Inspiration they say can come from anywhere, and this article was inspired from this rather funny (in my opinion), exchange between a customer and a service provider a few days ago.
@OKShorty1 we sold you a SIM for use on ntel Modem. Does your Smile SIM work on ntel? Let’s reason together.
— ntel (@ntelng) August 26, 2016
After the laughs, it occurred to me that as 4G LTE starts to gain more ground in these parts, many of these sorts of exchanges will happen going forward, because LTE (Long-Term Evolution Networks) are a different beast entirely from what we are used to.
LTE is based on the GSM/EDGE (2G) and UMTS/HSPA 3G, 3.5G) network technologies. In the simplest of terms, it allows you send a lot more data using the same technology as 2G and 3G networks, with a different radio interface and a few core network enhancements. The above definition is why LTE is very popular and won the “4G war” against Wimax (sort of like Betamax vs VHS or BlueRay vs HD DVD), an existing GSM or CDMA network can be upgraded relatively easily and cheaply provided you have the spectrum to use. (keyword: relatively).
Where LTE gets a bit confusing is when it comes to frequencies and bands.
To understand it, we need to go back to the basics: Telecom signals travel in waves.
A frequency is the rate per second of a vibration constituting a wave, either in a material (as in sound waves), or in an electromagnetic field (as in radio waves and light). In the most basic form, when you toss a stone into water, the ripples it makes are waves and the speed of the waves (or number of waves that gets to a predetermined point (like the edge of the water) in a fixed time (like one second) is called frequency. There’s a more complex discussion to be had about frequencies, which I’ll skip so it doesn’t get boring, but note that frequencies matter, in how far signals can move without losing quality. As an example, you are more likely to realise someone is knocking on the door if s/he knocks three times in two seconds, than if s/he knocks once a minute.
A band is a range of frequencies or wavelengths in a spectrum.
A spectrum is the entire range of wavelengths of electromagnetic radiation.
So in essence, a group of frequencies is a band. They’re usually grouped by how close to each other they are. And a spectrum is all the waves that share the same characteristic or in the example above, all the waves made by one stone thrown into the water.
So now that we have a basic understanding of what frequencies and bands, lets go back to the fact that telecom signals travel in waves.

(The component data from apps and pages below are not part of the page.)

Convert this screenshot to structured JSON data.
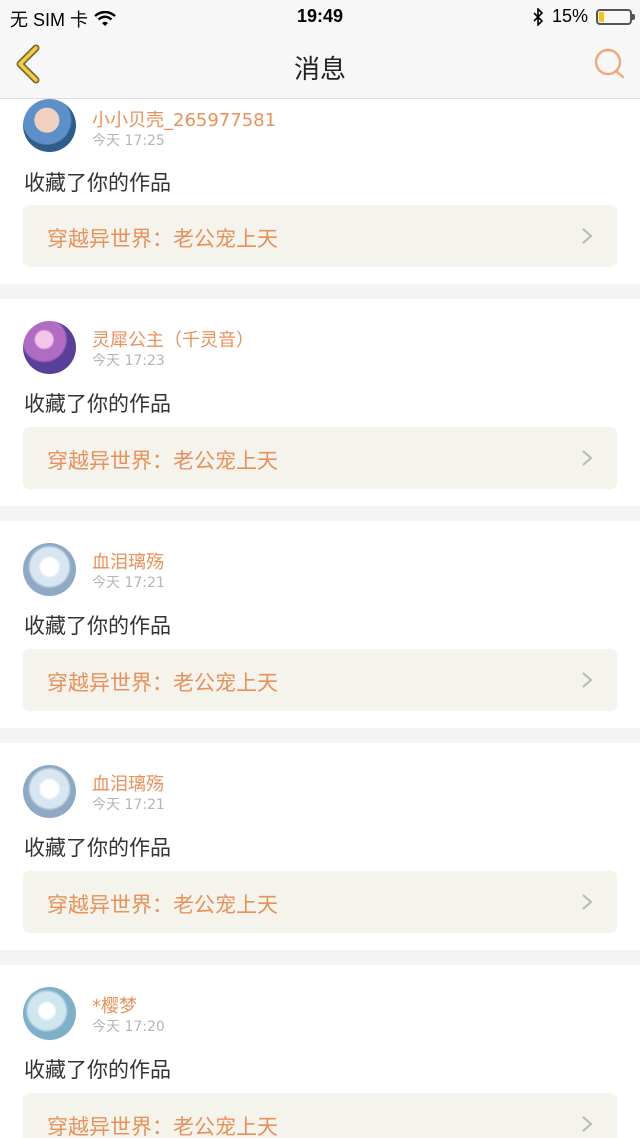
{
  "status_bar": {
    "carrier": "无 SIM 卡",
    "time": "19:49",
    "battery": "15%",
    "battery_level": 0.15,
    "icons": [
      "wifi-icon",
      "bluetooth-icon",
      "battery-icon"
    ]
  },
  "nav": {
    "title": "消息",
    "accent_color": "#e8915a",
    "back_icon": "back-chevron-icon",
    "search_icon": "search-icon"
  },
  "messages": [
    {
      "username": "小小贝壳_265977581",
      "time": "今天 17:25",
      "action": "收藏了你的作品",
      "work_title": "穿越异世界：老公宠上天"
    },
    {
      "username": "灵犀公主（千灵音）",
      "time": "今天 17:23",
      "action": "收藏了你的作品",
      "work_title": "穿越异世界：老公宠上天"
    },
    {
      "username": "血泪璃殇",
      "time": "今天 17:21",
      "action": "收藏了你的作品",
      "work_title": "穿越异世界：老公宠上天"
    },
    {
      "username": "血泪璃殇",
      "time": "今天 17:21",
      "action": "收藏了你的作品",
      "work_title": "穿越异世界：老公宠上天"
    },
    {
      "username": "*樱梦",
      "time": "今天 17:20",
      "action": "收藏了你的作品",
      "work_title": "穿越异世界：老公宠上天"
    }
  ]
}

If you consider that by law, you can only broadcast on spectrums you “own” or have permission to use, it makes sense that they broadcast within the frequency which they “own” or are permitted to broadcast on. Considering that these frequencies are usually in a range, it’ll makes sense that these frequencies will have bands…right? Simple.
Now with all of that said, let’s consider the last part of the equation, which is your device. With all the explanation above, this bit is quite easy to understand. For your device to work on any given network, it has to support at least one band that the network is broadcasting on. Simples.
Funny thing is, we had this same confusion when 3.5G became a thing in these parts, it’s the reason why you and your friend can sit in the same place, and be on the same network and yet his/her signal indicator has an H or H+ while yours is locked on 3G. His/her device supports the 3.5G band, and yours doesn’t. It’s obviously not such a big deal for most in the 3.5G case, because there’s 2G and 3G to fall back to. For LTE-only devices or LTE only networks, like the one in the tweets above, there’s no fall back. It’s either you have service or you don’t.
To round this up, here is a table that shows all the 4G LTE networks in this parts and what frequencies and bands they support, that you can use as a guide, so that when you’re in the market for an LTE device, you know what to look for.
|Network||Supported Frequencies||Supported Bands|
|MTN||800 and 2600||7 and 20|
|Ntel||900 and 1800||8 and 3|
P.S: Notice how the same frequencies have the same bands? Duh!
Any questions? Yes? Leave them in the comments. No? Class dismissed. Lol.